Entries from a dataset of interfaces -
★ ★ ★ ★ ★
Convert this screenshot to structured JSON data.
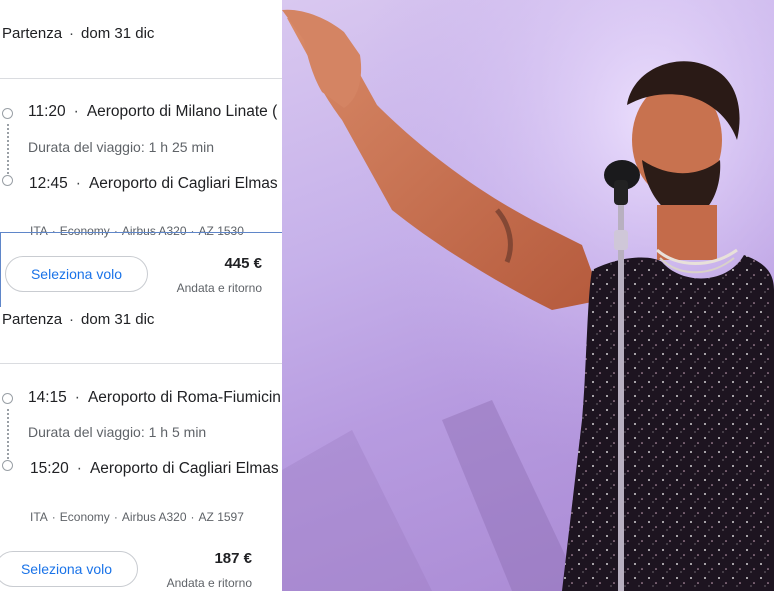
{
  "flights": [
    {
      "header": {
        "label": "Partenza",
        "date": "dom 31 dic"
      },
      "departure": {
        "time": "11:20",
        "airport": "Aeroporto di Milano Linate ("
      },
      "duration": "Durata del viaggio: 1 h 25 min",
      "arrival": {
        "time": "12:45",
        "airport": "Aeroporto di Cagliari Elmas"
      },
      "details": {
        "airline": "ITA",
        "class": "Economy",
        "aircraft": "Airbus A320",
        "flight_no": "AZ 1530"
      },
      "select_label": "Seleziona volo",
      "price": "445 €",
      "trip_type": "Andata e ritorno"
    },
    {
      "header": {
        "label": "Partenza",
        "date": "dom 31 dic"
      },
      "departure": {
        "time": "14:15",
        "airport": "Aeroporto di Roma-Fiumicin"
      },
      "duration": "Durata del viaggio: 1 h 5 min",
      "arrival": {
        "time": "15:20",
        "airport": "Aeroporto di Cagliari Elmas"
      },
      "details": {
        "airline": "ITA",
        "class": "Economy",
        "aircraft": "Airbus A320",
        "flight_no": "AZ 1597"
      },
      "select_label": "Seleziona volo",
      "price": "187 €",
      "trip_type": "Andata e ritorno"
    }
  ],
  "separator": "·",
  "colors": {
    "link_blue": "#1a73e8",
    "secondary_text": "#5f6368",
    "stage_purple": "#b79be0",
    "skin": "#c8724f"
  }
}
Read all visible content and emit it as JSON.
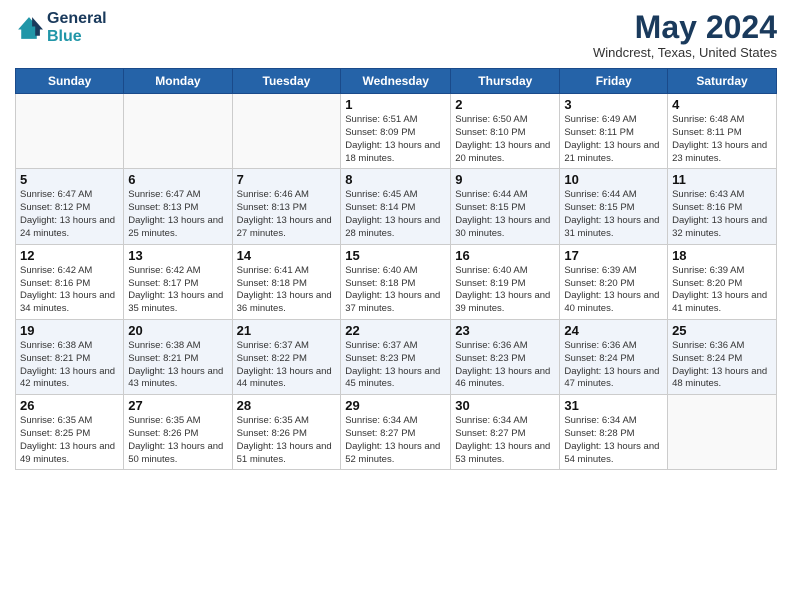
{
  "header": {
    "logo_line1": "General",
    "logo_line2": "Blue",
    "month_year": "May 2024",
    "location": "Windcrest, Texas, United States"
  },
  "days_of_week": [
    "Sunday",
    "Monday",
    "Tuesday",
    "Wednesday",
    "Thursday",
    "Friday",
    "Saturday"
  ],
  "weeks": [
    [
      {
        "day": "",
        "info": ""
      },
      {
        "day": "",
        "info": ""
      },
      {
        "day": "",
        "info": ""
      },
      {
        "day": "1",
        "info": "Sunrise: 6:51 AM\nSunset: 8:09 PM\nDaylight: 13 hours and 18 minutes."
      },
      {
        "day": "2",
        "info": "Sunrise: 6:50 AM\nSunset: 8:10 PM\nDaylight: 13 hours and 20 minutes."
      },
      {
        "day": "3",
        "info": "Sunrise: 6:49 AM\nSunset: 8:11 PM\nDaylight: 13 hours and 21 minutes."
      },
      {
        "day": "4",
        "info": "Sunrise: 6:48 AM\nSunset: 8:11 PM\nDaylight: 13 hours and 23 minutes."
      }
    ],
    [
      {
        "day": "5",
        "info": "Sunrise: 6:47 AM\nSunset: 8:12 PM\nDaylight: 13 hours and 24 minutes."
      },
      {
        "day": "6",
        "info": "Sunrise: 6:47 AM\nSunset: 8:13 PM\nDaylight: 13 hours and 25 minutes."
      },
      {
        "day": "7",
        "info": "Sunrise: 6:46 AM\nSunset: 8:13 PM\nDaylight: 13 hours and 27 minutes."
      },
      {
        "day": "8",
        "info": "Sunrise: 6:45 AM\nSunset: 8:14 PM\nDaylight: 13 hours and 28 minutes."
      },
      {
        "day": "9",
        "info": "Sunrise: 6:44 AM\nSunset: 8:15 PM\nDaylight: 13 hours and 30 minutes."
      },
      {
        "day": "10",
        "info": "Sunrise: 6:44 AM\nSunset: 8:15 PM\nDaylight: 13 hours and 31 minutes."
      },
      {
        "day": "11",
        "info": "Sunrise: 6:43 AM\nSunset: 8:16 PM\nDaylight: 13 hours and 32 minutes."
      }
    ],
    [
      {
        "day": "12",
        "info": "Sunrise: 6:42 AM\nSunset: 8:16 PM\nDaylight: 13 hours and 34 minutes."
      },
      {
        "day": "13",
        "info": "Sunrise: 6:42 AM\nSunset: 8:17 PM\nDaylight: 13 hours and 35 minutes."
      },
      {
        "day": "14",
        "info": "Sunrise: 6:41 AM\nSunset: 8:18 PM\nDaylight: 13 hours and 36 minutes."
      },
      {
        "day": "15",
        "info": "Sunrise: 6:40 AM\nSunset: 8:18 PM\nDaylight: 13 hours and 37 minutes."
      },
      {
        "day": "16",
        "info": "Sunrise: 6:40 AM\nSunset: 8:19 PM\nDaylight: 13 hours and 39 minutes."
      },
      {
        "day": "17",
        "info": "Sunrise: 6:39 AM\nSunset: 8:20 PM\nDaylight: 13 hours and 40 minutes."
      },
      {
        "day": "18",
        "info": "Sunrise: 6:39 AM\nSunset: 8:20 PM\nDaylight: 13 hours and 41 minutes."
      }
    ],
    [
      {
        "day": "19",
        "info": "Sunrise: 6:38 AM\nSunset: 8:21 PM\nDaylight: 13 hours and 42 minutes."
      },
      {
        "day": "20",
        "info": "Sunrise: 6:38 AM\nSunset: 8:21 PM\nDaylight: 13 hours and 43 minutes."
      },
      {
        "day": "21",
        "info": "Sunrise: 6:37 AM\nSunset: 8:22 PM\nDaylight: 13 hours and 44 minutes."
      },
      {
        "day": "22",
        "info": "Sunrise: 6:37 AM\nSunset: 8:23 PM\nDaylight: 13 hours and 45 minutes."
      },
      {
        "day": "23",
        "info": "Sunrise: 6:36 AM\nSunset: 8:23 PM\nDaylight: 13 hours and 46 minutes."
      },
      {
        "day": "24",
        "info": "Sunrise: 6:36 AM\nSunset: 8:24 PM\nDaylight: 13 hours and 47 minutes."
      },
      {
        "day": "25",
        "info": "Sunrise: 6:36 AM\nSunset: 8:24 PM\nDaylight: 13 hours and 48 minutes."
      }
    ],
    [
      {
        "day": "26",
        "info": "Sunrise: 6:35 AM\nSunset: 8:25 PM\nDaylight: 13 hours and 49 minutes."
      },
      {
        "day": "27",
        "info": "Sunrise: 6:35 AM\nSunset: 8:26 PM\nDaylight: 13 hours and 50 minutes."
      },
      {
        "day": "28",
        "info": "Sunrise: 6:35 AM\nSunset: 8:26 PM\nDaylight: 13 hours and 51 minutes."
      },
      {
        "day": "29",
        "info": "Sunrise: 6:34 AM\nSunset: 8:27 PM\nDaylight: 13 hours and 52 minutes."
      },
      {
        "day": "30",
        "info": "Sunrise: 6:34 AM\nSunset: 8:27 PM\nDaylight: 13 hours and 53 minutes."
      },
      {
        "day": "31",
        "info": "Sunrise: 6:34 AM\nSunset: 8:28 PM\nDaylight: 13 hours and 54 minutes."
      },
      {
        "day": "",
        "info": ""
      }
    ]
  ]
}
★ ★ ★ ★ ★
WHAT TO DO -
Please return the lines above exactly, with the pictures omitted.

RESPONSE FOR THIS EXERCISE -
Convert this screenshot to structured JSON data.
{
  "flights": [
    {
      "header": {
        "label": "Partenza",
        "date": "dom 31 dic"
      },
      "departure": {
        "time": "11:20",
        "airport": "Aeroporto di Milano Linate ("
      },
      "duration": "Durata del viaggio: 1 h 25 min",
      "arrival": {
        "time": "12:45",
        "airport": "Aeroporto di Cagliari Elmas"
      },
      "details": {
        "airline": "ITA",
        "class": "Economy",
        "aircraft": "Airbus A320",
        "flight_no": "AZ 1530"
      },
      "select_label": "Seleziona volo",
      "price": "445 €",
      "trip_type": "Andata e ritorno"
    },
    {
      "header": {
        "label": "Partenza",
        "date": "dom 31 dic"
      },
      "departure": {
        "time": "14:15",
        "airport": "Aeroporto di Roma-Fiumicin"
      },
      "duration": "Durata del viaggio: 1 h 5 min",
      "arrival": {
        "time": "15:20",
        "airport": "Aeroporto di Cagliari Elmas"
      },
      "details": {
        "airline": "ITA",
        "class": "Economy",
        "aircraft": "Airbus A320",
        "flight_no": "AZ 1597"
      },
      "select_label": "Seleziona volo",
      "price": "187 €",
      "trip_type": "Andata e ritorno"
    }
  ],
  "separator": "·",
  "colors": {
    "link_blue": "#1a73e8",
    "secondary_text": "#5f6368",
    "stage_purple": "#b79be0",
    "skin": "#c8724f"
  }
}
Read all visible content and emit it as JSON.
{
  "header": {
    "logo_line1": "General",
    "logo_line2": "Blue",
    "month_year": "May 2024",
    "location": "Windcrest, Texas, United States"
  },
  "days_of_week": [
    "Sunday",
    "Monday",
    "Tuesday",
    "Wednesday",
    "Thursday",
    "Friday",
    "Saturday"
  ],
  "weeks": [
    [
      {
        "day": "",
        "info": ""
      },
      {
        "day": "",
        "info": ""
      },
      {
        "day": "",
        "info": ""
      },
      {
        "day": "1",
        "info": "Sunrise: 6:51 AM\nSunset: 8:09 PM\nDaylight: 13 hours and 18 minutes."
      },
      {
        "day": "2",
        "info": "Sunrise: 6:50 AM\nSunset: 8:10 PM\nDaylight: 13 hours and 20 minutes."
      },
      {
        "day": "3",
        "info": "Sunrise: 6:49 AM\nSunset: 8:11 PM\nDaylight: 13 hours and 21 minutes."
      },
      {
        "day": "4",
        "info": "Sunrise: 6:48 AM\nSunset: 8:11 PM\nDaylight: 13 hours and 23 minutes."
      }
    ],
    [
      {
        "day": "5",
        "info": "Sunrise: 6:47 AM\nSunset: 8:12 PM\nDaylight: 13 hours and 24 minutes."
      },
      {
        "day": "6",
        "info": "Sunrise: 6:47 AM\nSunset: 8:13 PM\nDaylight: 13 hours and 25 minutes."
      },
      {
        "day": "7",
        "info": "Sunrise: 6:46 AM\nSunset: 8:13 PM\nDaylight: 13 hours and 27 minutes."
      },
      {
        "day": "8",
        "info": "Sunrise: 6:45 AM\nSunset: 8:14 PM\nDaylight: 13 hours and 28 minutes."
      },
      {
        "day": "9",
        "info": "Sunrise: 6:44 AM\nSunset: 8:15 PM\nDaylight: 13 hours and 30 minutes."
      },
      {
        "day": "10",
        "info": "Sunrise: 6:44 AM\nSunset: 8:15 PM\nDaylight: 13 hours and 31 minutes."
      },
      {
        "day": "11",
        "info": "Sunrise: 6:43 AM\nSunset: 8:16 PM\nDaylight: 13 hours and 32 minutes."
      }
    ],
    [
      {
        "day": "12",
        "info": "Sunrise: 6:42 AM\nSunset: 8:16 PM\nDaylight: 13 hours and 34 minutes."
      },
      {
        "day": "13",
        "info": "Sunrise: 6:42 AM\nSunset: 8:17 PM\nDaylight: 13 hours and 35 minutes."
      },
      {
        "day": "14",
        "info": "Sunrise: 6:41 AM\nSunset: 8:18 PM\nDaylight: 13 hours and 36 minutes."
      },
      {
        "day": "15",
        "info": "Sunrise: 6:40 AM\nSunset: 8:18 PM\nDaylight: 13 hours and 37 minutes."
      },
      {
        "day": "16",
        "info": "Sunrise: 6:40 AM\nSunset: 8:19 PM\nDaylight: 13 hours and 39 minutes."
      },
      {
        "day": "17",
        "info": "Sunrise: 6:39 AM\nSunset: 8:20 PM\nDaylight: 13 hours and 40 minutes."
      },
      {
        "day": "18",
        "info": "Sunrise: 6:39 AM\nSunset: 8:20 PM\nDaylight: 13 hours and 41 minutes."
      }
    ],
    [
      {
        "day": "19",
        "info": "Sunrise: 6:38 AM\nSunset: 8:21 PM\nDaylight: 13 hours and 42 minutes."
      },
      {
        "day": "20",
        "info": "Sunrise: 6:38 AM\nSunset: 8:21 PM\nDaylight: 13 hours and 43 minutes."
      },
      {
        "day": "21",
        "info": "Sunrise: 6:37 AM\nSunset: 8:22 PM\nDaylight: 13 hours and 44 minutes."
      },
      {
        "day": "22",
        "info": "Sunrise: 6:37 AM\nSunset: 8:23 PM\nDaylight: 13 hours and 45 minutes."
      },
      {
        "day": "23",
        "info": "Sunrise: 6:36 AM\nSunset: 8:23 PM\nDaylight: 13 hours and 46 minutes."
      },
      {
        "day": "24",
        "info": "Sunrise: 6:36 AM\nSunset: 8:24 PM\nDaylight: 13 hours and 47 minutes."
      },
      {
        "day": "25",
        "info": "Sunrise: 6:36 AM\nSunset: 8:24 PM\nDaylight: 13 hours and 48 minutes."
      }
    ],
    [
      {
        "day": "26",
        "info": "Sunrise: 6:35 AM\nSunset: 8:25 PM\nDaylight: 13 hours and 49 minutes."
      },
      {
        "day": "27",
        "info": "Sunrise: 6:35 AM\nSunset: 8:26 PM\nDaylight: 13 hours and 50 minutes."
      },
      {
        "day": "28",
        "info": "Sunrise: 6:35 AM\nSunset: 8:26 PM\nDaylight: 13 hours and 51 minutes."
      },
      {
        "day": "29",
        "info": "Sunrise: 6:34 AM\nSunset: 8:27 PM\nDaylight: 13 hours and 52 minutes."
      },
      {
        "day": "30",
        "info": "Sunrise: 6:34 AM\nSunset: 8:27 PM\nDaylight: 13 hours and 53 minutes."
      },
      {
        "day": "31",
        "info": "Sunrise: 6:34 AM\nSunset: 8:28 PM\nDaylight: 13 hours and 54 minutes."
      },
      {
        "day": "",
        "info": ""
      }
    ]
  ]
}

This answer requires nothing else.